### TASK
For the records below, tally every line that has the word "Yaksu" and reply with the number alone.

[Records from a data collection]
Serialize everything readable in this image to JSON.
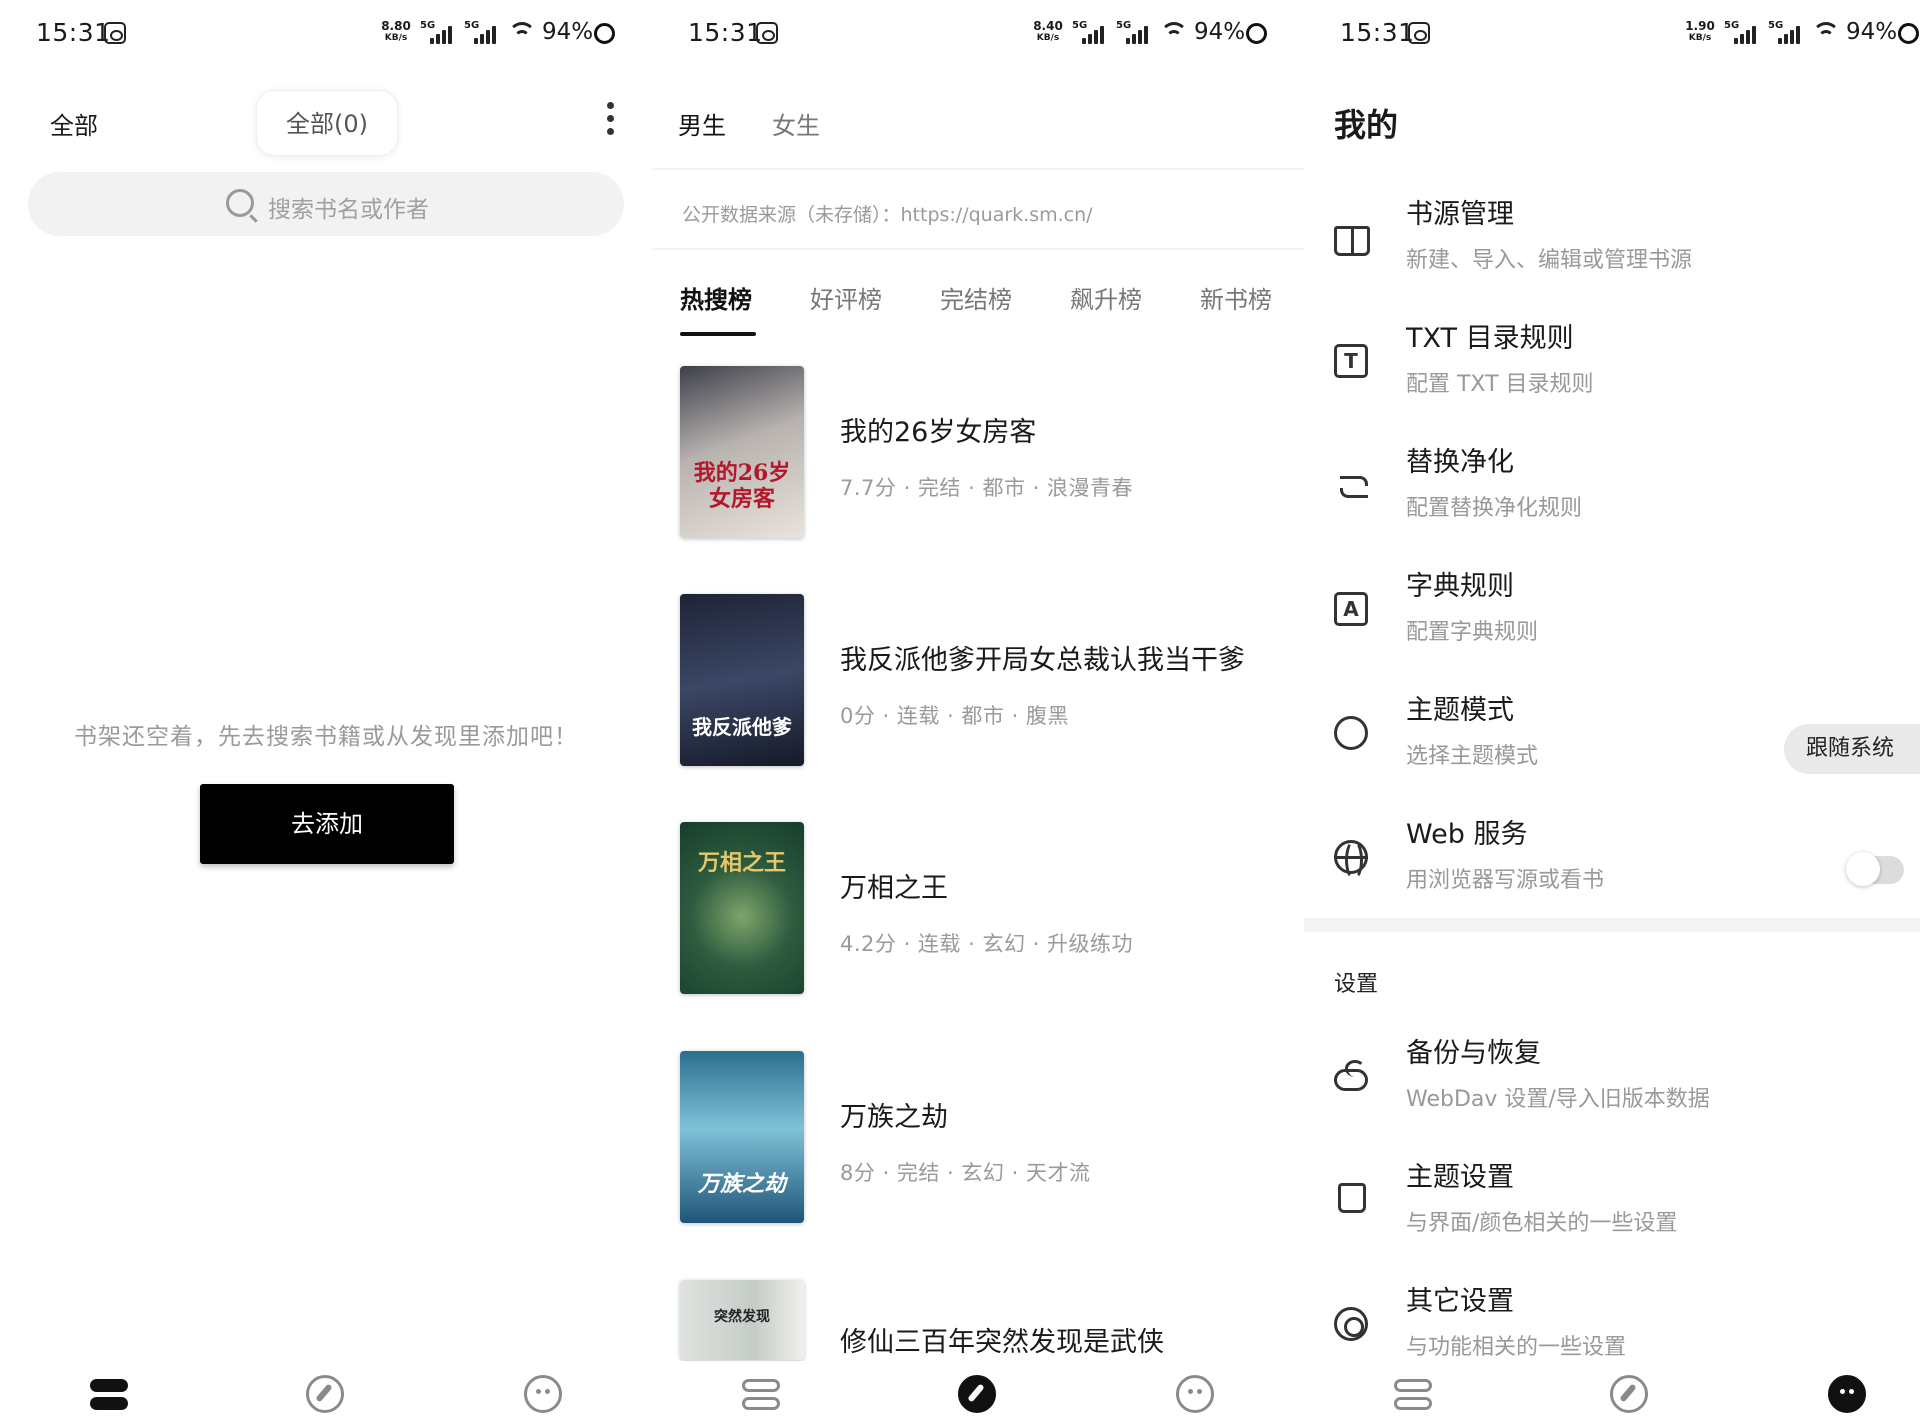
{
  "status_bars": [
    {
      "time": "15:31",
      "speed_value": "8.80",
      "speed_unit": "KB/s",
      "net1": "5G",
      "net2": "5G",
      "battery": "94%"
    },
    {
      "time": "15:31",
      "speed_value": "8.40",
      "speed_unit": "KB/s",
      "net1": "5G",
      "net2": "5G",
      "battery": "94%"
    },
    {
      "time": "15:31",
      "speed_value": "1.90",
      "speed_unit": "KB/s",
      "net1": "5G",
      "net2": "5G",
      "battery": "94%"
    }
  ],
  "bookshelf": {
    "group_tab": "全部",
    "group_chip": "全部(0)",
    "search_placeholder": "搜索书名或作者",
    "empty_message": "书架还空着，先去搜索书籍或从发现里添加吧！",
    "add_button": "去添加"
  },
  "discover": {
    "gender_tabs": [
      "男生",
      "女生"
    ],
    "source_note": "公开数据来源（未存储）：https://quark.sm.cn/",
    "rank_tabs": [
      "热搜榜",
      "好评榜",
      "完结榜",
      "飙升榜",
      "新书榜"
    ],
    "books": [
      {
        "title": "我的26岁女房客",
        "meta": "7.7分 · 完结 · 都市 · 浪漫青春",
        "cover_text": "我的26岁女房客"
      },
      {
        "title": "我反派他爹开局女总裁认我当干爹",
        "meta": "0分 · 连载 · 都市 · 腹黑",
        "cover_text": "我反派他爹"
      },
      {
        "title": "万相之王",
        "meta": "4.2分 · 连载 · 玄幻 · 升级练功",
        "cover_text": "万相之王"
      },
      {
        "title": "万族之劫",
        "meta": "8分 · 完结 · 玄幻 · 天才流",
        "cover_text": "万族之劫"
      },
      {
        "title": "修仙三百年突然发现是武侠",
        "meta": "",
        "cover_text": "突然发现"
      }
    ]
  },
  "mine": {
    "title": "我的",
    "items": [
      {
        "title": "书源管理",
        "subtitle": "新建、导入、编辑或管理书源",
        "icon": "book-open-icon"
      },
      {
        "title": "TXT 目录规则",
        "subtitle": "配置 TXT 目录规则",
        "icon": "txt-box-icon"
      },
      {
        "title": "替换净化",
        "subtitle": "配置替换净化规则",
        "icon": "swap-icon"
      },
      {
        "title": "字典规则",
        "subtitle": "配置字典规则",
        "icon": "dictionary-icon"
      },
      {
        "title": "主题模式",
        "subtitle": "选择主题模式",
        "icon": "theme-mode-icon"
      },
      {
        "title": "Web 服务",
        "subtitle": "用浏览器写源或看书",
        "icon": "globe-icon"
      }
    ],
    "theme_mode_value": "跟随系统",
    "web_service_enabled": false,
    "settings_header": "设置",
    "settings_items": [
      {
        "title": "备份与恢复",
        "subtitle": "WebDav 设置/导入旧版本数据",
        "icon": "cloud-icon"
      },
      {
        "title": "主题设置",
        "subtitle": "与界面/颜色相关的一些设置",
        "icon": "shirt-icon"
      },
      {
        "title": "其它设置",
        "subtitle": "与功能相关的一些设置",
        "icon": "gear-icon"
      }
    ]
  },
  "bottom_nav": {
    "items": [
      "bookshelf-icon",
      "discover-icon",
      "mine-icon"
    ],
    "active_by_panel": [
      "bookshelf",
      "discover",
      "mine"
    ]
  }
}
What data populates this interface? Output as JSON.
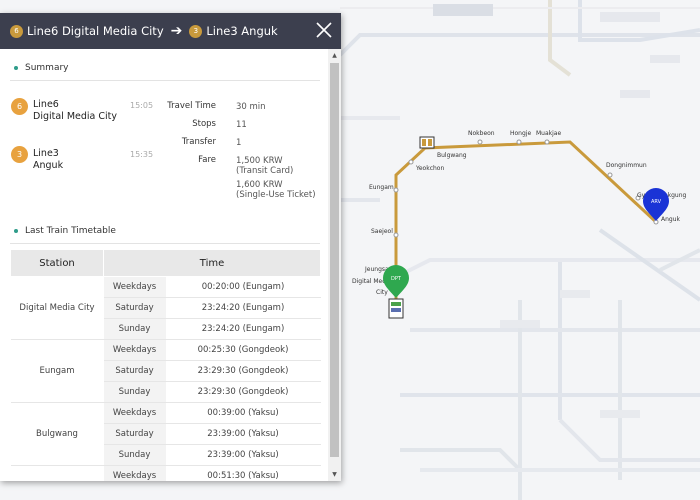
{
  "header": {
    "origin_line_num": "6",
    "origin_label": "Line6 Digital Media City",
    "dest_line_num": "3",
    "dest_label": "Line3 Anguk",
    "arrow": "➔"
  },
  "summary": {
    "title": "Summary",
    "origin": {
      "badge": "6",
      "line": "Line6",
      "station": "Digital Media City",
      "time": "15:05"
    },
    "dest": {
      "badge": "3",
      "line": "Line3",
      "station": "Anguk",
      "time": "15:35"
    },
    "travel_time_label": "Travel Time",
    "travel_time_value": "30 min",
    "stops_label": "Stops",
    "stops_value": "11",
    "transfer_label": "Transfer",
    "transfer_value": "1",
    "fare_label": "Fare",
    "fare_card_amount": "1,500 KRW",
    "fare_card_type": "(Transit Card)",
    "fare_ticket_amount": "1,600 KRW",
    "fare_ticket_type": "(Single-Use Ticket)"
  },
  "last_train": {
    "title": "Last Train Timetable",
    "columns": [
      "Station",
      "Time"
    ],
    "rows": [
      {
        "station": "Digital Media City",
        "entries": [
          {
            "day": "Weekdays",
            "time": "00:20:00 (Eungam)"
          },
          {
            "day": "Saturday",
            "time": "23:24:20 (Eungam)"
          },
          {
            "day": "Sunday",
            "time": "23:24:20 (Eungam)"
          }
        ]
      },
      {
        "station": "Eungam",
        "entries": [
          {
            "day": "Weekdays",
            "time": "00:25:30 (Gongdeok)"
          },
          {
            "day": "Saturday",
            "time": "23:29:30 (Gongdeok)"
          },
          {
            "day": "Sunday",
            "time": "23:29:30 (Gongdeok)"
          }
        ]
      },
      {
        "station": "Bulgwang",
        "entries": [
          {
            "day": "Weekdays",
            "time": "00:39:00 (Yaksu)"
          },
          {
            "day": "Saturday",
            "time": "23:39:00 (Yaksu)"
          },
          {
            "day": "Sunday",
            "time": "23:39:00 (Yaksu)"
          }
        ]
      },
      {
        "station": "",
        "entries": [
          {
            "day": "Weekdays",
            "time": "00:51:30 (Yaksu)"
          }
        ]
      }
    ]
  },
  "map": {
    "route_color": "#c99a3c",
    "dpt_marker_label": "DPT",
    "arv_marker_label": "ARV",
    "stations": {
      "jeungsan": "Jeungsan",
      "dmc_1": "Digital Media",
      "dmc_2": "City",
      "saejeol": "Saejeol",
      "eungam": "Eungam",
      "yeokchon": "Yeokchon",
      "bulgwang": "Bulgwang",
      "nokbeon": "Nokbeon",
      "hongje": "Hongje",
      "muakjae": "Muakjae",
      "dongnimmun": "Dongnimmun",
      "gyeongbokgung": "Gyeongbokgung",
      "anguk": "Anguk"
    }
  }
}
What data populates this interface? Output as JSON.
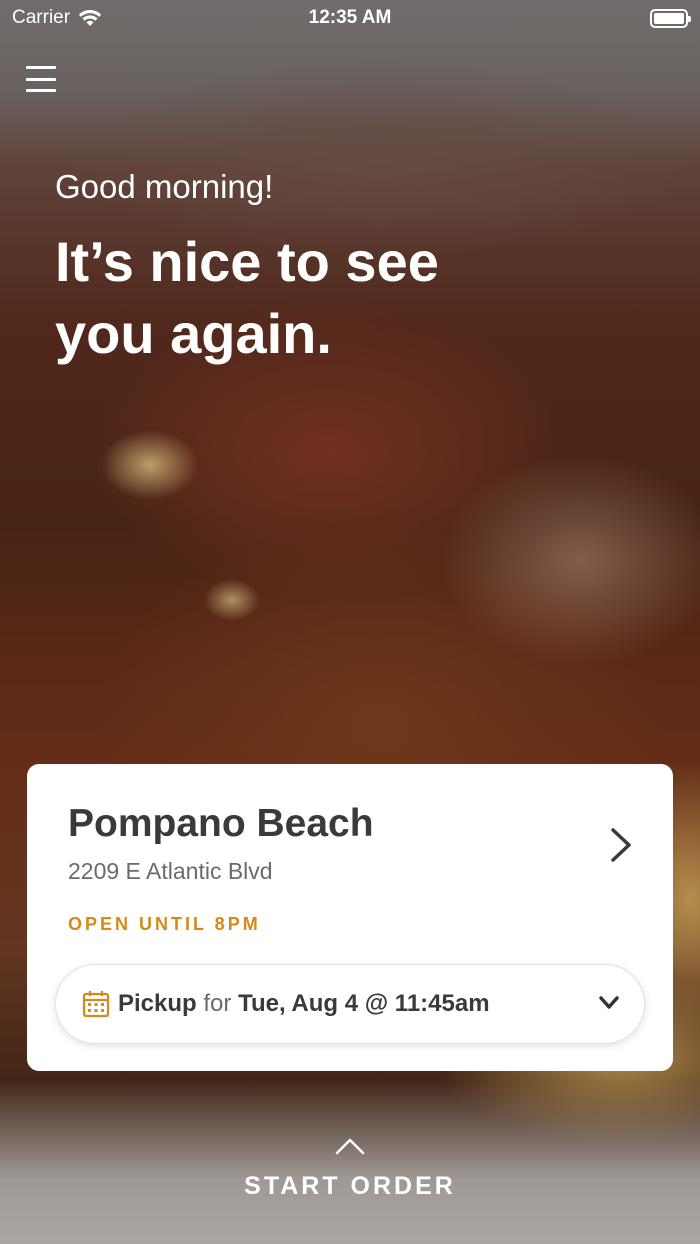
{
  "status_bar": {
    "carrier": "Carrier",
    "time": "12:35 AM"
  },
  "greeting": {
    "small": "Good morning!",
    "big": "It’s nice to see you again."
  },
  "location_card": {
    "name": "Pompano Beach",
    "address": "2209 E Atlantic Blvd",
    "status": "OPEN UNTIL 8PM",
    "order_mode": "Pickup",
    "for_label": "for",
    "time": "Tue, Aug 4 @ 11:45am"
  },
  "start_order": {
    "label": "START ORDER"
  },
  "colors": {
    "accent_orange": "#d48a14",
    "card_background": "#ffffff",
    "text_dark": "#3a3a3a"
  },
  "icons": {
    "menu": "hamburger-menu-icon",
    "wifi": "wifi-icon",
    "battery": "battery-icon",
    "chevron_right": "chevron-right-icon",
    "calendar": "calendar-icon",
    "chevron_down": "chevron-down-icon",
    "chevron_up": "chevron-up-icon"
  }
}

### RESULT BELOW
4